Columbus-based Cummins Inc. (NYSE: CMI) has received two grants totaling $4.6 million from the U.S. Department of Energy. The company says the funding will advance commercialization of solid oxide fuel cell technology, which could help commercial and industrial customers reduce their carbon impact.
Cummins says SOFCs can convert fossil fuels into energy much more efficiently than combustion-based processes, and with a continuous supply of fuel and oxygen, the fuel cells can power a variety of applications.
“We need every tool we can get to address the world’s climate challenges and other environmental issues,” said Thad Ewald, Vice President of Corporate Strategy at Cummins. “Solid oxide fuel cells give our customers another way to achieve their environmental sustainability goals.”
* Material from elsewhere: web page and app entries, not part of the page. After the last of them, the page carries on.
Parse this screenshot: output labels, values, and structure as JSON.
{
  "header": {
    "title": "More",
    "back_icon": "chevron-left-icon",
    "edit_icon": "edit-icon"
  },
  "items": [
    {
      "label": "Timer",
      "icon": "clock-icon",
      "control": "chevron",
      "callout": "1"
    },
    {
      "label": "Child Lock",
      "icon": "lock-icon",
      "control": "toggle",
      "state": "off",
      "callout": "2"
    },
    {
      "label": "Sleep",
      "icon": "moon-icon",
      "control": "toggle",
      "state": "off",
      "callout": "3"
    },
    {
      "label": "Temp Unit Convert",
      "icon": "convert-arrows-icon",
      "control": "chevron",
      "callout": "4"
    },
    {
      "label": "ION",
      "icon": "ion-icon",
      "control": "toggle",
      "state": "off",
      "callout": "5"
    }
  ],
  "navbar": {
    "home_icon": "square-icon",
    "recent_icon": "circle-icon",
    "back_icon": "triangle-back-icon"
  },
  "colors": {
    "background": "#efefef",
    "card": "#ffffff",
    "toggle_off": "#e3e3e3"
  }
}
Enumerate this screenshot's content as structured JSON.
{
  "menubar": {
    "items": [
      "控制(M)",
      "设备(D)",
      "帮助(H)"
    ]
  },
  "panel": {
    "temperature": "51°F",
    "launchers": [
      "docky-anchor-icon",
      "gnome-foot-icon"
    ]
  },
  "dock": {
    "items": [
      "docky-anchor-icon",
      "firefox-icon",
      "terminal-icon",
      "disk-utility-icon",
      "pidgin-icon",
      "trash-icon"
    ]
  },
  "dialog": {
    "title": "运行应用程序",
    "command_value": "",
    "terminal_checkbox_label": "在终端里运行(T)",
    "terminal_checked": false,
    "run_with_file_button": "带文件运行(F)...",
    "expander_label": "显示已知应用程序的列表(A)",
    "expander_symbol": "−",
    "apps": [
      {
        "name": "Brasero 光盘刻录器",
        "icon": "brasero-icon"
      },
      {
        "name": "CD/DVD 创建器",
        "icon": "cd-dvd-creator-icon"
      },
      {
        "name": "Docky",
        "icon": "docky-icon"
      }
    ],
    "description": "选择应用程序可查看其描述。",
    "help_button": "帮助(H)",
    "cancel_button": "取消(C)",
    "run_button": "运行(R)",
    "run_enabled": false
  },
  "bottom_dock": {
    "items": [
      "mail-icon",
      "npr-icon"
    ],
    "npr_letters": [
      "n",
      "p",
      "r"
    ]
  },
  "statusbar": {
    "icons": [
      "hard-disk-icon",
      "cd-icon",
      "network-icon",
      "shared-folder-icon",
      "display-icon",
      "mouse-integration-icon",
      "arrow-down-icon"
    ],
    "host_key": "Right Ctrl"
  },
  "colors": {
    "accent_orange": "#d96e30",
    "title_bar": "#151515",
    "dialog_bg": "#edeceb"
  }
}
Cummins says the grants will help fund two projects which demonstrate SOFCs’ potential. A $2.6 million grant will help the company build a 20 kilowatt, small-scale SOFC power system at the University of Connecticut.
A second project, which is being funded with the help of a $2 million grant, will look at the cost, performance and reliability of a reversible fuel cell, or R-SOFC. Cummins says the proposal calls for testing to begin in 2021.